Review by Claudia Moscovici, author of Holocaust Memories: A Survey of Holocaust Memoirs, Histories, Novels and Films (Rowman & Littlefield Publishing Group, 2019)
If you’re intrigued by the history of totalitarianism, particularly as played out during the Stalinist period in the U.S.S.R., then you have probably read Robert Conquest’s The Great Terror, Arthur Koestler’s Darkness at Noon and Natalia Ginsburg’s Journey into the Whirlwind. Suffering on such a massive scale is difficult to imagine, much less describe for readers who have not lived through these horrific events. If anything, the graphic representation of violence in our daily lives-on T.V., the internet, video games, etc-have desensitized us to human suffering. While novels and memoirs written by those who experienced the Stalinist purges reveal the horrors they and their loved ones endured, more recent representations of life during communism seem to shy away from depicting overt violence. I’m thinking of the popular German movie The Lives of Others, which chose to focus on the periphery, in an incredibly effective representation of character transformation and political voyeurism.
“I have only one request: that I be allowed to complete my last work…” – Isaac Babel

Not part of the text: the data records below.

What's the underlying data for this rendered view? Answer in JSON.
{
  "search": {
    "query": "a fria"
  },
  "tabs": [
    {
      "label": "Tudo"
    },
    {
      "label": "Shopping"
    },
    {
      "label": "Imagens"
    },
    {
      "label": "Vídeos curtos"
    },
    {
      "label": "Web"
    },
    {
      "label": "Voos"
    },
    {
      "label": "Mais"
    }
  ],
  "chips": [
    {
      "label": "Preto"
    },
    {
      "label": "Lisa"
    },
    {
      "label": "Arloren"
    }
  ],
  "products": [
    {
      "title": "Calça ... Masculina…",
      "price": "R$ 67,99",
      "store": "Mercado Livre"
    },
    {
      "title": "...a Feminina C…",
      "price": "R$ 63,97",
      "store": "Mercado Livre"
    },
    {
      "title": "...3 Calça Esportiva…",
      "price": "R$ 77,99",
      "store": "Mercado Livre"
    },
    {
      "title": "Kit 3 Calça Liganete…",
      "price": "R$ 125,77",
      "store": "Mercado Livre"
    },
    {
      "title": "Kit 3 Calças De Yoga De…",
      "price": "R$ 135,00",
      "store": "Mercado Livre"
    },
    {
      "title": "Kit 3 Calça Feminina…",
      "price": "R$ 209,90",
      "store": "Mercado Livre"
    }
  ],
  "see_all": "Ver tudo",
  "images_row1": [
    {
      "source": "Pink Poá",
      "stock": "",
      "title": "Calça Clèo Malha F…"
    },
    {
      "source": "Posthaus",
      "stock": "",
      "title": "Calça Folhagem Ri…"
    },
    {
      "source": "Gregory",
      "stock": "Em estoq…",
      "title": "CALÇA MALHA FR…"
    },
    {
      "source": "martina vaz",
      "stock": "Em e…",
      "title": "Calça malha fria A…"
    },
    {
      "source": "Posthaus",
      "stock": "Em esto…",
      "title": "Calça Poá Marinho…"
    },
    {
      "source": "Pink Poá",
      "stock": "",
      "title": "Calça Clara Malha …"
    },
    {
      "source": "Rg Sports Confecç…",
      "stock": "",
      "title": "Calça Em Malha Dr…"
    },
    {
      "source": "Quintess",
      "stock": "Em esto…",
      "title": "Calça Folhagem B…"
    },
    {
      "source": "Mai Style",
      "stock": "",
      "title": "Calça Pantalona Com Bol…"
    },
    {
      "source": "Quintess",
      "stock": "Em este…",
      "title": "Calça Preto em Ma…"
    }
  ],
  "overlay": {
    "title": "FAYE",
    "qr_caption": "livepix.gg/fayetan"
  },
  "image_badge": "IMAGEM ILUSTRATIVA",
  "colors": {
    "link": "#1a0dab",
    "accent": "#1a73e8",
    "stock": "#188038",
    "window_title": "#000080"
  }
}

Written in this tradition, Travis Holland’s impressive debut novel, The Archivist’s Story, attunes readers to the nuances of living under communist regimes: the constant fear; the ever-present threat of violence; the relentless surveillance; the pressure to succumb to the totalitarian machine. Instead of focusing on the key players (Stalin and his cronies) or on the violent horrors of the Gulags and prisons, Holland reveals the drama of the center stage by depicting the periphery. The story is told by Pavel Dubrov, a Lubyanka prison archivist whose job is to destroy “deviationist” literature. In a file, he discovers a story that he believes is written by Isaac Babel, who is himself imprisoned. Because he admires Babel and his work, the archivist performs an act that speaks to his courage: he saves one of Babel’s documents. It’s true that Pavel doesn’t have much to lose at this point: his wife was killed in a train accident; his mother is dying of brain cancer. The archivist’s life revolves around his sordid duties at the Lubyanka. Refusing to burn a document may not seem like much. But one must remember that, during the Stalinist period, even looking at someone the wrong way or not applauding loudly enough after a communist speech could mean a death sentence. Saving a document that not only went against the party line, but also countered the very spirit of dogma reigning over the U.S.S.R., constituted a heroic gesture. Through the elegance of his prose, the strength of his characterizations and the engaging pace of his narration, Holland allows readers to step into the nightmarish reality of Stalinist Russia and appreciate its impact upon ordinary lives.
Claudia Moscovici, Notablewriters.com